|US7334770 *||Aug 22, 2005||Feb 26, 2008||Wei-Ching Wang||Solenoid isolation valve|
|US8281802 *||Mar 14, 2008||Oct 9, 2012||Mando Corporation||Valve for anti-lock brake system|
|US8387644 *||Feb 6, 2008||Mar 5, 2013||Saturn Electronics & Engineering, Inc.||Solenoid operated fluid control valve|
|US8870152 *||Dec 4, 2009||Oct 28, 2014||Kayaba Industry Co., Ltd.||Solenoid-driven flow control valve|
|US20100294380 *||Dec 4, 2009||Nov 25, 2010||Kayaba Industry Co., Ltd World Trade Center Bldg 4-1||Solenoid-driven flow control valve|
|EP1920153A1 *||Jul 7, 2006||May 14, 2008||Wei-Ching Wang||Solenoid isolation valve|
|WO2005054688A1 *||Nov 25, 2004||Jun 16, 2005||Mathers Norman Ian||A valve assembly for a hydraulic cylinder assembly|
|U.S. Classification||251/29, 251/44, 251/30.04|
|International Classification||F16K31/06, F16K31/40|
|Aug 8, 1983||AS||Assignment|
Owner name: DEERE & COMPANY MOLINE, IL A CORP. OF DE
Free format text: ASSIGNMENT OF ASSIGNORS INTEREST.;ASSIGNORS:KUMAR, VIRARAGHAVAN S.;OLSON, ROHN L.;REEL/FRAME:004162/0657
Effective date: 19830729
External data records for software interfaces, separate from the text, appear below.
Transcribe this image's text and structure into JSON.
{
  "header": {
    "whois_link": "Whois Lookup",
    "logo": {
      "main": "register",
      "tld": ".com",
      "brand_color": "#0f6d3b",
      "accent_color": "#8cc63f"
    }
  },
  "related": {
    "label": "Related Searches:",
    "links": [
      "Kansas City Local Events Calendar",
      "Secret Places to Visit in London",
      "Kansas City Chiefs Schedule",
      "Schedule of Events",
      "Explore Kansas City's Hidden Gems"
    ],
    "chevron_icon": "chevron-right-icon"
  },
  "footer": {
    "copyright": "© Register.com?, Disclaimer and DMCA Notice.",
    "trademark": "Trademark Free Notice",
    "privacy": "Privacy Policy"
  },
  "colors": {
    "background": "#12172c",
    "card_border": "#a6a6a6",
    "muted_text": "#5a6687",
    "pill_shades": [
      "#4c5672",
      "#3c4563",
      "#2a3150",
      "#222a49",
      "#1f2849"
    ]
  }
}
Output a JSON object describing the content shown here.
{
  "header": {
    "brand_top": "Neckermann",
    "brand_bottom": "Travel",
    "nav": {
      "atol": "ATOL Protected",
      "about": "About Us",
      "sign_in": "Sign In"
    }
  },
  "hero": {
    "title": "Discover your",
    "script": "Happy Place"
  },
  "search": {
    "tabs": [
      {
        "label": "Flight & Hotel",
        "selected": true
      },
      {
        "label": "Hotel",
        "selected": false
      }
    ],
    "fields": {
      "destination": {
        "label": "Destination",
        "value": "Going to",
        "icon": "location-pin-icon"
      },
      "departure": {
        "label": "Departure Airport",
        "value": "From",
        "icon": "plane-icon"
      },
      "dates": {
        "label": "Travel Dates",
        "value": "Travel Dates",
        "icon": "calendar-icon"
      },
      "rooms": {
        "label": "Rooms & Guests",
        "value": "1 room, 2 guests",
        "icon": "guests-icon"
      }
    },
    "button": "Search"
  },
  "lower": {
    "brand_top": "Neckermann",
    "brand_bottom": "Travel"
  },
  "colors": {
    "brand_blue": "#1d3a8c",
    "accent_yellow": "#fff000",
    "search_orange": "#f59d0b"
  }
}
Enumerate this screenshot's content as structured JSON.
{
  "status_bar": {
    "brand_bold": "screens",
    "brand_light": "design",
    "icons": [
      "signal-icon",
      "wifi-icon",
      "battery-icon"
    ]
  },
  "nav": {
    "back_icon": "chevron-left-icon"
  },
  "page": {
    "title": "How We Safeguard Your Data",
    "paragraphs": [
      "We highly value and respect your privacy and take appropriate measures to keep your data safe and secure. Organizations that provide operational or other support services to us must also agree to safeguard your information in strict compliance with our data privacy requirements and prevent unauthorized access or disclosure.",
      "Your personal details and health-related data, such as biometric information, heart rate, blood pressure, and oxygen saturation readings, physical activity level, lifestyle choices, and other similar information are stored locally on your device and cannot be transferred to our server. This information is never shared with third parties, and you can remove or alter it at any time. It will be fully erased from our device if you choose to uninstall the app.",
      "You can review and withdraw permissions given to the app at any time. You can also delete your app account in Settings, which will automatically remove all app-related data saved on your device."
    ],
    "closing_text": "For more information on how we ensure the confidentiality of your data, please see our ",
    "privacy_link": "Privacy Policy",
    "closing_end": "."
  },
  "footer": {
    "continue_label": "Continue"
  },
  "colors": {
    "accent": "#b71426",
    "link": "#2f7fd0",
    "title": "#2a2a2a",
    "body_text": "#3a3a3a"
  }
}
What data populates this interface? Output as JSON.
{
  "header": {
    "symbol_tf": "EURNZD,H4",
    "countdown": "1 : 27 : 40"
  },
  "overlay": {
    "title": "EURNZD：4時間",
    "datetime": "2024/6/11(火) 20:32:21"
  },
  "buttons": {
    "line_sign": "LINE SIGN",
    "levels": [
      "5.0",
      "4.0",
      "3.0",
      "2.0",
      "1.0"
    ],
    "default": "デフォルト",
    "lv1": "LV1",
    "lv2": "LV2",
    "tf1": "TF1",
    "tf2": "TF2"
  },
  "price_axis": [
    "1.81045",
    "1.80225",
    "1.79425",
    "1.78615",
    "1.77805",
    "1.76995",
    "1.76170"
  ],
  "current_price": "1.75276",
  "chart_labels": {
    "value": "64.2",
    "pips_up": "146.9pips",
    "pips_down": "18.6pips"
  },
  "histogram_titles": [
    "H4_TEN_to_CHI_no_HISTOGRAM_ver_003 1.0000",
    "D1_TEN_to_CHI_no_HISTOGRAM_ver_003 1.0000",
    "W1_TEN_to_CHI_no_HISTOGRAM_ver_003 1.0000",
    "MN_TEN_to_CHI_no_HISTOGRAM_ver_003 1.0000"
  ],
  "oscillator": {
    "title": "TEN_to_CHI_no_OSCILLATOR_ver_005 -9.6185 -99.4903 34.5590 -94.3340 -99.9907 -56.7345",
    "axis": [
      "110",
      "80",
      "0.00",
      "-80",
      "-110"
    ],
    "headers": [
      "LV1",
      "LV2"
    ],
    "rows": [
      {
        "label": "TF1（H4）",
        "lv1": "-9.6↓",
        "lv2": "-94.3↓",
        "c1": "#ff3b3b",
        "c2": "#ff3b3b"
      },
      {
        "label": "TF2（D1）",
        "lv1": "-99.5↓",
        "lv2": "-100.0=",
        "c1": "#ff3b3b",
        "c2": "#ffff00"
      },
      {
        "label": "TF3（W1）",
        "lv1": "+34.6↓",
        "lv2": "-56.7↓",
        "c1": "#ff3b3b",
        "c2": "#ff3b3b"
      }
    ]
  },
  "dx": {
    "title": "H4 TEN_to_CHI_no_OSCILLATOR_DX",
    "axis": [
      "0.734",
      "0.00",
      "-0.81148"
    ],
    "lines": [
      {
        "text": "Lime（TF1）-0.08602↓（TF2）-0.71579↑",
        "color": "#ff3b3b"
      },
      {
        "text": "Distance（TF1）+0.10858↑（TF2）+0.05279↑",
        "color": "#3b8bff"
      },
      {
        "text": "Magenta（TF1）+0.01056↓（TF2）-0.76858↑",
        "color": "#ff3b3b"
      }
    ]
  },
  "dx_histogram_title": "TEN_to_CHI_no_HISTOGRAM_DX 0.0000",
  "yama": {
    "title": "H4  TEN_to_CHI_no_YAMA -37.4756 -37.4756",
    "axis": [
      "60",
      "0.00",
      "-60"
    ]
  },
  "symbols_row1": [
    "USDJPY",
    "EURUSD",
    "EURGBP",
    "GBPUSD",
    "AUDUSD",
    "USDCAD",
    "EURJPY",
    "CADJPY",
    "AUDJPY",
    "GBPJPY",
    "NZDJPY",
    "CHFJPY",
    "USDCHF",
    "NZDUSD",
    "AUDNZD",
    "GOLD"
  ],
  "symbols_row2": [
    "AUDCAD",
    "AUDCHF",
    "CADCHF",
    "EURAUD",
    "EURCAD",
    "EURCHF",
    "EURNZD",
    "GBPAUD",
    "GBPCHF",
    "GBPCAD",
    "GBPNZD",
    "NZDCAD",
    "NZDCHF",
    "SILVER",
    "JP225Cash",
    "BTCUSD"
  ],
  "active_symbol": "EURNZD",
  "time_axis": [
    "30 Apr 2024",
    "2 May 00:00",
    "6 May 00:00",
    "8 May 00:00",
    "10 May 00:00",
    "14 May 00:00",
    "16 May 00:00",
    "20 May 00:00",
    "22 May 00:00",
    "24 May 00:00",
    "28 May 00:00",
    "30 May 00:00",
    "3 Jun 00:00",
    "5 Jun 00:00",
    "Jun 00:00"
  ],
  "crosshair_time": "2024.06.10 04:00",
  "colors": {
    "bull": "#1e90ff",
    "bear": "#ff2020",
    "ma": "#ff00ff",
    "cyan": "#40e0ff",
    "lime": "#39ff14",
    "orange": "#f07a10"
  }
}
|Jan 21, 1986||CC||Certificate of correction|
|Mar 11, 1986||CC||Certificate of correction|
|Jun 29, 1988||FPAY||Fee payment|
Year of fee payment: 4
|Jul 13, 1992||FPAY||Fee payment|
Year of fee payment: 8
|Jun 7, 1996||FPAY||Fee payment|
Year of fee payment: 12